by Terry Camsey, Major –
I’ve almost lost count of the number of principles various experts have claimed to be foundational to the health and growth of the church. Every few years a new book of research appears, claiming to have found the secret to this perplexing challenge. Yet, generally speaking, the church in America continues to decline while in Europe, the figures are frightening.
Sure, there are one or two notable exceptions in many countries…churches that seem to thrive, seemingly against all odds. Their “secrets” have been well-tabulated, and their “how to do it” seminars have drawn the masses looking for (what I describe as) the “magic bullet—one size fits all” kind of solution, with every attendee hoping for a tool that will turn around the church in their local setting, whether or not they have similar communities to the model offered, leadership of the same caliber and quantity, equivalent income streams, etc.
For those able to see beyond methods used to the principles underlying those methods, there are gold-nugget-ideas to be mined. For those who faithfully try to duplicate what they have seen while lacking similar resources, disappointment results, together usually with a determination to continue the search for a “holy grail”!
Willow Creek Association has nine characteristics of a healthy church, while George Barna has described nine habits of highly effective churches. Vision New England came up with a list of 10 characteristics of a healthy church, and Dan Spader of Sonlife Ministries defined nine such characteristics.
Kennon L. Callaghan talks of 12 keys to an effective church, and Leith Anderson describes eight signs of a healthy church. Bill Easum has seven marks of church health, and C. Peter Wagner gives us seven vital signs of healthy churches. Leadership Network cites five windows into the 21st century church, while Rick Warren gives us five dimensions of church growth.
Oh, and I nearly forgot…John Larsson suggested another 26 principles in “How Your Corps Can Grow.” Now, Christian Schwarz gives us eight essential qualities (keys to success) of healthy churches. Altogether (and I am sure my list is not comprehensive) that’s 115 marks, signs, or “what-have-you” to consider. And there is considerable overlap there.
Some years ago I compared, very carefully, C. Peter Wagner’s vital signs against the early growth of the Army. Every one (including the homogenous unit principle—since Booth deliberately targeted the poor of London!) underlay his strategy that resulted in phenomenal growth during the first 30 years or so. C. Kirk Hadaway (Church Growth Principles—Separating fact From Fiction) tested each of Wagner’s vital signs, identifying “factors associated with growth,” “factors associated with decline and growth,” and “factors of the greatest importance.” These were matrixed with Rick Warren’s five dimensions and formed the basis of the new corps evaluation when the corps review was re-evaluated. (Interestingly, the summary at the back is reminiscent of Schwartz’s barrel, but placed horizontally instead of vertically!)

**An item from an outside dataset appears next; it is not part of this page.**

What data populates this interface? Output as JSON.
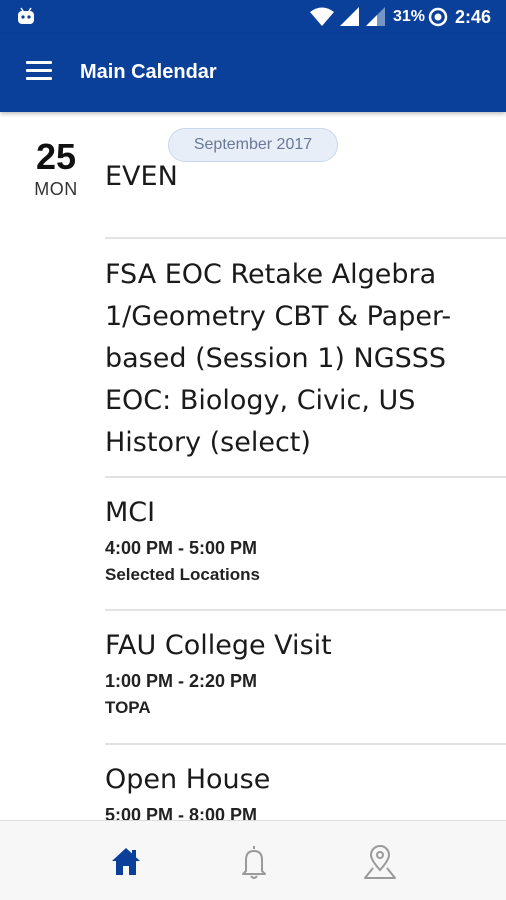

But it is Wagner’s four axioms of growth that most impact on the health and growth of any church. He suggests that no growth is possible unless: the leader wants it and is prepared to pay the price; and, the congregation want it and are prepared to pay the price; and, all agree that the goal is to make disciples; and, there is no terminal disease of the church. Here we have the “nub” of it.
Whichever list of principles is chosen as a template, its effectiveness is both observable and measurable. The bottom line for the church is the addition of souls to the kingdom…souls who are discipled and who, in turn, win and disciple others. DISCIPLES, DISCIPLING! “My true disciples produce much fruit. This brings glory to my father.” John 15:8 (NLT)
And the bottom, bottom line? Well, if Christians do not bear fruit the kingdom will cease to grow. And, if the kingdom does not grow, churches—having lost their prime purpose—will die!